“I can’t see how we can go home and tell people we’ve failed, so I think that’s going to be a lot of pressure on everybody to come up with something,” said Cornyn, a close ally of McConnell. “It really is a matter of will. It’s not a matter of substance at this point. This is just a painful period between people finally deciding OK, we want a deal, and then what that deal will ultimately look like.”
Areas of agreement already include another round of $1,200 direct payments and changes to the Paycheck Protection Program to permit especially hard-hit businesses to obtain another loan under generous forgiveness terms.
On unemployment, Pelosi said she’d consider reducing the $600 benefit for people in states with lower unemployment rates. Republicans want to cut the benefit to encourage beneficiaries to return to work and say it is bad policy since it pays many jobless people more money than they made at their previous jobs.
Graham is among the Republicans who most aggressively protested the $600 benefit when it passed in March, But on Monday, he said that he wants to replace it with a system ensuring 100% of replacement wages, meaning the government would try to pay people as much to not work as to work.
The House passed a $3.5 trillion measure in May, but Republicans controlling the Senate have demanded a slower approach, saying it was necessary to take a “pause” before passing additional legislation. Since they announced that strategy, however, coronavirus caseloads have spiked and the economy has absorbed an enormous blow.
The Senate GOP draft measure carries a $1.1 trillion price tag, according to an estimate by the Committee for a Responsible Federal Budget. Republicans have not released any estimates of their own.

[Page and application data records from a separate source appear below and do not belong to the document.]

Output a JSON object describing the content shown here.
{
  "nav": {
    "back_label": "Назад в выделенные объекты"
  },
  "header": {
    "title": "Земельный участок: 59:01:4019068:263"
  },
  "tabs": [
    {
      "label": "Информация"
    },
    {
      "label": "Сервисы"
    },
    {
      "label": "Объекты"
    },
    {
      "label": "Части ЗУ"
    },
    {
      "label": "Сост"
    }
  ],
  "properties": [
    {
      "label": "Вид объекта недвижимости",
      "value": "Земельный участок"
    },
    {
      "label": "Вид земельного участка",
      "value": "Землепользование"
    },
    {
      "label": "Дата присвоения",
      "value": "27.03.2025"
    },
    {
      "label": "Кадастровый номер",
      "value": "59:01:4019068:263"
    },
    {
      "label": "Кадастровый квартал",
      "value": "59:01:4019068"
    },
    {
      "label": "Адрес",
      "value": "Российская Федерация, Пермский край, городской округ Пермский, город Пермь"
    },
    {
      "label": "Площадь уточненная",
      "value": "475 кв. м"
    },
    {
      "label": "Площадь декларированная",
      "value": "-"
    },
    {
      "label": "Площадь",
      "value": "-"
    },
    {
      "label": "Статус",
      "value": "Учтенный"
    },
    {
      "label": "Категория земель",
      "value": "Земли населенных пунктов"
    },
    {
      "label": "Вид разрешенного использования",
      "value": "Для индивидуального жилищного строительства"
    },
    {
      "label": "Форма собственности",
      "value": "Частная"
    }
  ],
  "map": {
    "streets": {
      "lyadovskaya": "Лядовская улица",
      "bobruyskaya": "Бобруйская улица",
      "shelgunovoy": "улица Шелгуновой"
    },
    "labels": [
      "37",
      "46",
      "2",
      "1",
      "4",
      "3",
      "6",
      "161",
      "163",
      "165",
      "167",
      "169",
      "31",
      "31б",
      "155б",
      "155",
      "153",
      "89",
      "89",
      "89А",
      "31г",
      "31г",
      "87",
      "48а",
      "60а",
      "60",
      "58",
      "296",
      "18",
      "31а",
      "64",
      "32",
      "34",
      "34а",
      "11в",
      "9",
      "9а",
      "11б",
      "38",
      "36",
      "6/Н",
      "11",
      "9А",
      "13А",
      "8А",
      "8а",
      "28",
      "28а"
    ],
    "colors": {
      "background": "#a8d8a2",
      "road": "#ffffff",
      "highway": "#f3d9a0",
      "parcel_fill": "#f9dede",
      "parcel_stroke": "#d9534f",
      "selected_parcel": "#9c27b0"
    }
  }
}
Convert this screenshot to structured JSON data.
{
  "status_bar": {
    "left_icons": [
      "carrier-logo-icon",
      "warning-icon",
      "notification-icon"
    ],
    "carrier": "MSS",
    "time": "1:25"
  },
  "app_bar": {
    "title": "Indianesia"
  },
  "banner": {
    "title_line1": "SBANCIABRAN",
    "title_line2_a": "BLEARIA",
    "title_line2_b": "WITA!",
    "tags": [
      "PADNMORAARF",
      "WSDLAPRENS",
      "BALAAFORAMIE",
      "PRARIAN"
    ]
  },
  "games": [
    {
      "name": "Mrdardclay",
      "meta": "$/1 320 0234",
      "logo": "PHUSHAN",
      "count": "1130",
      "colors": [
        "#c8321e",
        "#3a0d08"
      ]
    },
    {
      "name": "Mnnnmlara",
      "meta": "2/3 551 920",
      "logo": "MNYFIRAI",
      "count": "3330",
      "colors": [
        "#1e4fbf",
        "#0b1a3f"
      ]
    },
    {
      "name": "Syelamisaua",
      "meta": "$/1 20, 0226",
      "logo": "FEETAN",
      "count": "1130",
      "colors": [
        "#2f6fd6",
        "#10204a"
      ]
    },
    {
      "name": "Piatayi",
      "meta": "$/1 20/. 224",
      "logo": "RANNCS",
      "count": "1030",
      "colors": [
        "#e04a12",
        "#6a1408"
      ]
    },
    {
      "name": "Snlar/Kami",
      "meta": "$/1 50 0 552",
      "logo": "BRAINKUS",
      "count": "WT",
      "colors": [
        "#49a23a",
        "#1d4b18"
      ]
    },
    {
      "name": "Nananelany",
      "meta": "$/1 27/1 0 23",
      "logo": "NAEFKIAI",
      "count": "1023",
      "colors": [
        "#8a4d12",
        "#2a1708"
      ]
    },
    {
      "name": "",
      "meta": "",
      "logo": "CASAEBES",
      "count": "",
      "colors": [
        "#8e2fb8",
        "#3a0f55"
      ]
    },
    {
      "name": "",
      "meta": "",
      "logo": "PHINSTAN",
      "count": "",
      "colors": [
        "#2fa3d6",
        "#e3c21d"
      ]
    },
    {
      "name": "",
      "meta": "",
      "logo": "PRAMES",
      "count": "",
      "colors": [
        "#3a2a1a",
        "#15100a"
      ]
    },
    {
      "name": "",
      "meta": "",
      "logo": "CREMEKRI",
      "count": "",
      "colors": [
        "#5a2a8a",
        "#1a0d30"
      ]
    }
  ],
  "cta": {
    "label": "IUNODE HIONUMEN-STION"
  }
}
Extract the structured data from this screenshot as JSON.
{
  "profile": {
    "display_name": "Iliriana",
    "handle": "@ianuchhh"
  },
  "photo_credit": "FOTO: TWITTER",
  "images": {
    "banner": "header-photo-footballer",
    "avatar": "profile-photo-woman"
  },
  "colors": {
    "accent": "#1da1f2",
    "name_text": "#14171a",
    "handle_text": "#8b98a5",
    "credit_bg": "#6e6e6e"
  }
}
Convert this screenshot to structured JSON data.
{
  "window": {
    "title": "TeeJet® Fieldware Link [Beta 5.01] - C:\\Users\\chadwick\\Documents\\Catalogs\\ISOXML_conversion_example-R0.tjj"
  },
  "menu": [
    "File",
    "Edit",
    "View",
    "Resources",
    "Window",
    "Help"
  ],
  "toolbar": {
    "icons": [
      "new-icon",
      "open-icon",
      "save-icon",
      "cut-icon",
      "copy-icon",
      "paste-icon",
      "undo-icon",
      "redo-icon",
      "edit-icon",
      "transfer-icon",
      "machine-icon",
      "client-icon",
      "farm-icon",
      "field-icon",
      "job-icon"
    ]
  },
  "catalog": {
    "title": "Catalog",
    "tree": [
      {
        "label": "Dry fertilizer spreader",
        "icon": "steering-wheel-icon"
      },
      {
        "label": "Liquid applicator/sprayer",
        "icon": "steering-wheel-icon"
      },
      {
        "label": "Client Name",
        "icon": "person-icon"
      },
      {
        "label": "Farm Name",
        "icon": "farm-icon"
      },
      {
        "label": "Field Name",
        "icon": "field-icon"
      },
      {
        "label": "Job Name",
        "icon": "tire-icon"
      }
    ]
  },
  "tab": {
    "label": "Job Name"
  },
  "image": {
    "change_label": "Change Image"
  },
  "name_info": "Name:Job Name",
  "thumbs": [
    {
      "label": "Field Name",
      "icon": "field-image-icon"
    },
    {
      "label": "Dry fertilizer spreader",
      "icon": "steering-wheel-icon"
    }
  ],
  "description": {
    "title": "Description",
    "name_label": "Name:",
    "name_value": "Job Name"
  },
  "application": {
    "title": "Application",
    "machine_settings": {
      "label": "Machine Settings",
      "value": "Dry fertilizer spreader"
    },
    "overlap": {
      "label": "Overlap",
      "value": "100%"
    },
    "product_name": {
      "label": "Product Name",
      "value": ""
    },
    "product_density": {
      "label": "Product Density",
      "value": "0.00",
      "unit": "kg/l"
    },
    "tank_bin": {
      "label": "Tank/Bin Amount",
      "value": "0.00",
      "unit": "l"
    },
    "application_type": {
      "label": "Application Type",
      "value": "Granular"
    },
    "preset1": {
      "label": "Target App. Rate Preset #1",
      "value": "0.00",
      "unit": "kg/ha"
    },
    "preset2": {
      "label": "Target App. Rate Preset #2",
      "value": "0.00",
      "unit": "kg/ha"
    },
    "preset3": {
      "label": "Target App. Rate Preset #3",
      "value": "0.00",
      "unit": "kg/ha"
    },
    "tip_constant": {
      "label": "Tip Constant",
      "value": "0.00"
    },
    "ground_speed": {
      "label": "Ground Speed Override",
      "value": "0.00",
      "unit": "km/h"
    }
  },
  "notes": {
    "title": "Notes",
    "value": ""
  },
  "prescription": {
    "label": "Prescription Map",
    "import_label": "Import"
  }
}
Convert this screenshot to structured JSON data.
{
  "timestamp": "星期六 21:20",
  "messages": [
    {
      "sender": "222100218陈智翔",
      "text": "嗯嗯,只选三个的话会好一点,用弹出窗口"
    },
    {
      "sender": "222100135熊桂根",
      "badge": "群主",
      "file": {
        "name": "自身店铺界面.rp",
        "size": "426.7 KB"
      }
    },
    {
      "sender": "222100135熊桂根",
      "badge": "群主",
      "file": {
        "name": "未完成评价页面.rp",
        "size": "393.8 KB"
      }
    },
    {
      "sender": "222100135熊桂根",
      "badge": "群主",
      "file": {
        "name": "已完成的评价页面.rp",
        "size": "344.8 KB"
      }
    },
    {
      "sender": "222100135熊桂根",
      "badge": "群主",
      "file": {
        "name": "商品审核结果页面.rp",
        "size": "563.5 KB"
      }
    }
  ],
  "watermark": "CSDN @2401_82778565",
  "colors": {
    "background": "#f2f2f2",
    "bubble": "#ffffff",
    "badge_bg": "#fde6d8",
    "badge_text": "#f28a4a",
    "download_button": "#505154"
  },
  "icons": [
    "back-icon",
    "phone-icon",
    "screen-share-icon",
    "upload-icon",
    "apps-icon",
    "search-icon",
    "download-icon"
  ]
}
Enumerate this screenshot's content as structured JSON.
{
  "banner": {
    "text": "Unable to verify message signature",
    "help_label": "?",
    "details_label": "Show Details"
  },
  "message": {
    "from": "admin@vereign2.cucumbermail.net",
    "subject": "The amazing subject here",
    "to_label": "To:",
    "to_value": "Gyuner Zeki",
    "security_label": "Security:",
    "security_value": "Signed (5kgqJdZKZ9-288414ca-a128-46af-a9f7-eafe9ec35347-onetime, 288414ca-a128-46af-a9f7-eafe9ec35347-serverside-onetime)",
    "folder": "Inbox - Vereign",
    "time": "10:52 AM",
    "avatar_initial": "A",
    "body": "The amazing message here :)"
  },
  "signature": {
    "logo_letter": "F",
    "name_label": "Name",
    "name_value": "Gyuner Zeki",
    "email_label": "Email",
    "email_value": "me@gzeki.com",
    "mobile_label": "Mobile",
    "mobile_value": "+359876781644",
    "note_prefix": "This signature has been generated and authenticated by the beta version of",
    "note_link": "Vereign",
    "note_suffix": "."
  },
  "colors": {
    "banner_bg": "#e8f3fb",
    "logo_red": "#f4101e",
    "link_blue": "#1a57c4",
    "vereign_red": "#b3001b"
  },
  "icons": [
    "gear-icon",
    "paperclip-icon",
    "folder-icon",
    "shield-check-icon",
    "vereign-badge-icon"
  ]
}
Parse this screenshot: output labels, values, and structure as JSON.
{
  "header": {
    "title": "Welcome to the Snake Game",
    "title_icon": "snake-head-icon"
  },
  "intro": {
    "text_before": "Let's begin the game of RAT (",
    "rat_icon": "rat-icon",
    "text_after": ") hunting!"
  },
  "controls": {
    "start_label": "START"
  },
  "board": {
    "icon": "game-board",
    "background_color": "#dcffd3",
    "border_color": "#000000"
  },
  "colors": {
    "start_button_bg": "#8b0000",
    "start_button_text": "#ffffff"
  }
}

Associated Press writer Mary Clare Jalonick contributed to this report.